* Problem description: "last" appears in how many lines of the entries? State only the number.

=== Input records ===

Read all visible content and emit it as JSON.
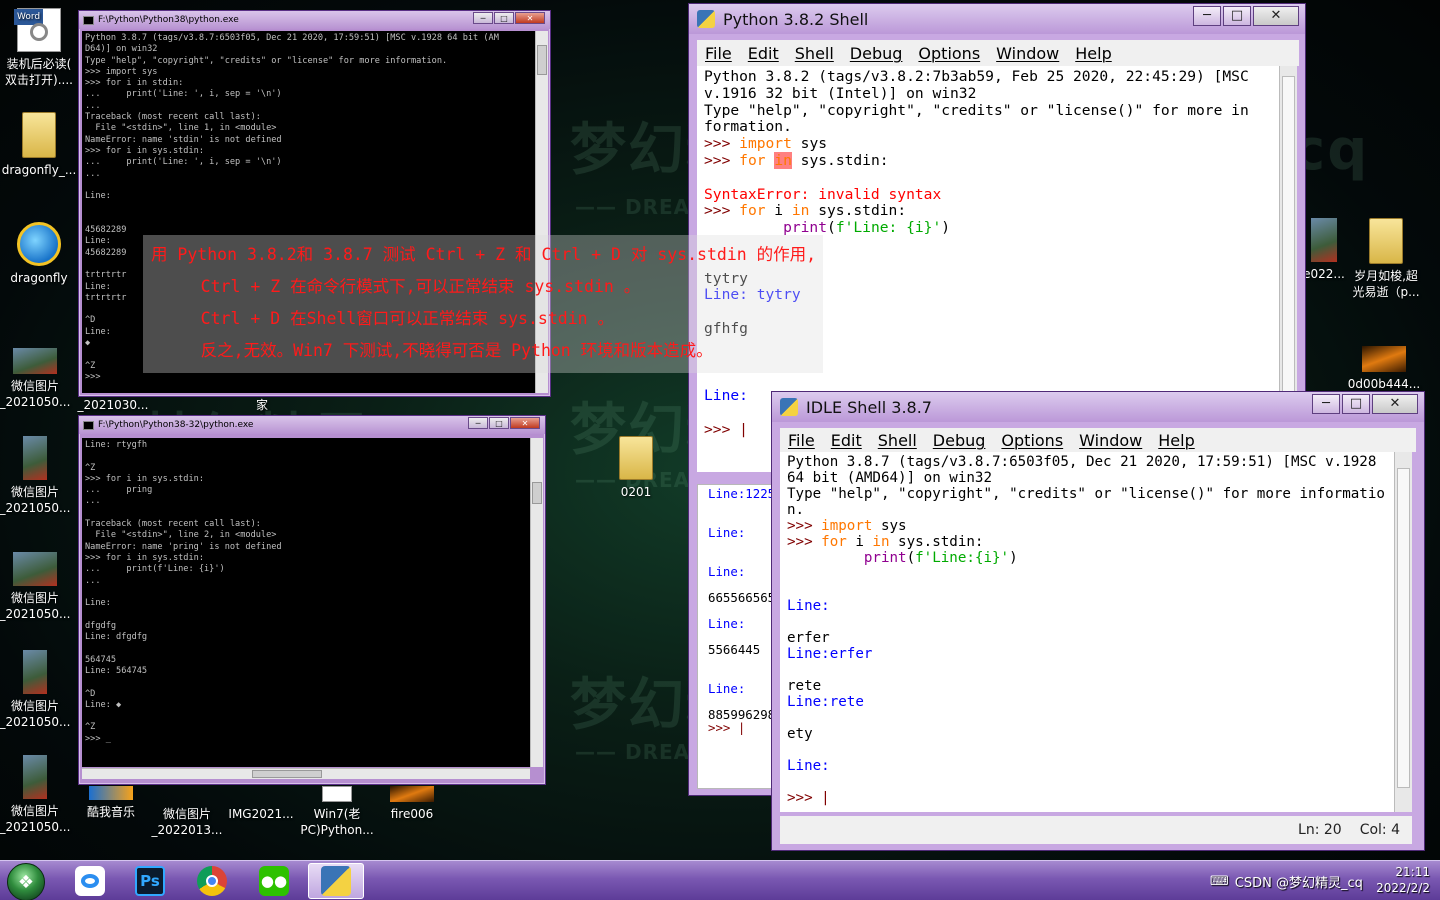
{
  "watermark": {
    "cn": "梦幻精灵_cq",
    "en": "—— DREAM SPIRIT_ CQ"
  },
  "desktop_icons": [
    {
      "name": "word-doc-icon",
      "label": "装机后必读(\n双击打开)....",
      "badge": "Word",
      "kind": "doc"
    },
    {
      "name": "folder-icon",
      "label": "dragonfly_...",
      "kind": "folder"
    },
    {
      "name": "ie-icon",
      "label": "dragonfly",
      "kind": "ie"
    },
    {
      "name": "photo-icon",
      "label": "微信图片\n_2021050...",
      "kind": "photo"
    },
    {
      "name": "photo-icon",
      "label": "微信图片\n_2021050...",
      "kind": "photo"
    },
    {
      "name": "photo-icon",
      "label": "微信图片\n_2021050...",
      "kind": "photo"
    },
    {
      "name": "photo-icon",
      "label": "微信图片\n_2021050...",
      "kind": "photo"
    },
    {
      "name": "photo-icon",
      "label": "微信图片\n_2021050...",
      "kind": "photo"
    },
    {
      "name": "photo-icon",
      "label": "_2021030...",
      "kind": "none"
    },
    {
      "name": "folder-icon",
      "label": "家",
      "kind": "none"
    },
    {
      "name": "folder-icon",
      "label": "0201",
      "kind": "folder"
    },
    {
      "name": "music-icon",
      "label": "酷我音乐",
      "kind": "none"
    },
    {
      "name": "photo-icon",
      "label": "微信图片\n_2022013...",
      "kind": "none"
    },
    {
      "name": "photo-icon",
      "label": "IMG2021...",
      "kind": "none"
    },
    {
      "name": "doc-icon",
      "label": "Win7(老\nPC)Python...",
      "kind": "doc2"
    },
    {
      "name": "fire-icon",
      "label": "fire006",
      "kind": "fire"
    },
    {
      "name": "photo-icon",
      "label": "e022...",
      "kind": "photo"
    },
    {
      "name": "folder-icon",
      "label": "岁月如梭,超\n光易逝（p...",
      "kind": "folder"
    },
    {
      "name": "fire-icon",
      "label": "0d00b444...",
      "kind": "fire"
    }
  ],
  "cmd1": {
    "title": "F:\\Python\\Python38\\python.exe",
    "lines": "Python 3.8.7 (tags/v3.8.7:6503f05, Dec 21 2020, 17:59:51) [MSC v.1928 64 bit (AM\nD64)] on win32\nType \"help\", \"copyright\", \"credits\" or \"license\" for more information.\n>>> import sys\n>>> for i in stdin:\n...     print('Line: ', i, sep = '\\n')\n...\nTraceback (most recent call last):\n  File \"<stdin>\", line 1, in <module>\nNameError: name 'stdin' is not defined\n>>> for i in sys.stdin:\n...     print('Line: ', i, sep = '\\n')\n...\n\nLine:\n\n\n45682289\nLine:\n45682289\n\ntrtrtrtr\nLine:\ntrtrtrtr\n\n^D\nLine:\n◆\n\n^Z\n>>>"
  },
  "cmd2": {
    "title": "F:\\Python\\Python38-32\\python.exe",
    "lines": "Line: rtygfh\n\n^Z\n>>> for i in sys.stdin:\n...     pring\n...\n\nTraceback (most recent call last):\n  File \"<stdin>\", line 2, in <module>\nNameError: name 'pring' is not defined\n>>> for i in sys.stdin:\n...     print(f'Line: {i}')\n...\n\nLine:\n\ndfgdfg\nLine: dfgdfg\n\n564745\nLine: 564745\n\n^D\nLine: ◆\n\n^Z\n>>> _"
  },
  "idle382": {
    "title": "Python 3.8.2 Shell",
    "menu": [
      "File",
      "Edit",
      "Shell",
      "Debug",
      "Options",
      "Window",
      "Help"
    ],
    "banner1": "Python 3.8.2 (tags/v3.8.2:7b3ab59, Feb 25 2020, 22:45:29) [MSC",
    "banner2": "v.1916 32 bit (Intel)] on win32",
    "banner3": "Type \"help\", \"copyright\", \"credits\" or \"license()\" for more in",
    "banner4": "formation.",
    "prompt": ">>> ",
    "kw_import": "import",
    "kw_for": "for",
    "kw_in": "in",
    "mod_sys": " sys",
    "for_rest": " sys.stdin:",
    "err": "SyntaxError: invalid syntax",
    "for2_i": " i ",
    "for2_rest": " sys.stdin:",
    "print_fn": "print",
    "print_open": "(",
    "print_str": "f'Line: {i}'",
    "print_close": ")",
    "in1": "tytry",
    "out1": "Line: tytry",
    "in2": "gfhfg",
    "out2": "Line:",
    "final": ">>> |",
    "behind": [
      "Line:1225",
      "Line:",
      "Line:",
      "665566565",
      "Line:",
      "5566445",
      "Line:",
      "885996298",
      ">>> |"
    ]
  },
  "idle387": {
    "title": "IDLE Shell 3.8.7",
    "menu": [
      "File",
      "Edit",
      "Shell",
      "Debug",
      "Options",
      "Window",
      "Help"
    ],
    "banner1": "Python 3.8.7 (tags/v3.8.7:6503f05, Dec 21 2020, 17:59:51) [MSC v.1928",
    "banner2": "64 bit (AMD64)] on win32",
    "banner3": "Type \"help\", \"copyright\", \"credits\" or \"license()\" for more informatio",
    "banner4": "n.",
    "prompt": ">>> ",
    "kw_import": "import",
    "mod_sys": " sys",
    "kw_for": "for",
    "for_i": " i ",
    "kw_in": "in",
    "for_rest": " sys.stdin:",
    "print_fn": "print",
    "print_open": "(",
    "print_str": "f'Line:{i}'",
    "print_close": ")",
    "out0": "Line:",
    "in1": "erfer",
    "out1": "Line:erfer",
    "in2": "rete",
    "out2": "Line:rete",
    "in3": "ety",
    "out3": "Line:",
    "final": ">>> |",
    "status_ln": "Ln: 20",
    "status_col": "Col: 4"
  },
  "overlay": {
    "line1": "用 Python 3.8.2和 3.8.7 测试 Ctrl + Z 和 Ctrl + D 对 sys.stdin 的作用,",
    "line2": "     Ctrl + Z 在命令行模式下,可以正常结束 sys.stdin 。",
    "line3": "     Ctrl + D 在Shell窗口可以正常结束 sys.stdin 。",
    "line4": "     反之,无效。Win7 下测试,不晓得可否是 Python 环境和版本造成。"
  },
  "taskbar": {
    "start": "start-orb",
    "apps": [
      "baidu-netdisk",
      "photoshop",
      "chrome",
      "wechat",
      "python-idle"
    ],
    "ps_label": "Ps",
    "tray_text": "CSDN @梦幻精灵_cq",
    "time": "21:11",
    "date": "2022/2/2"
  }
}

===

* Worked solution: 2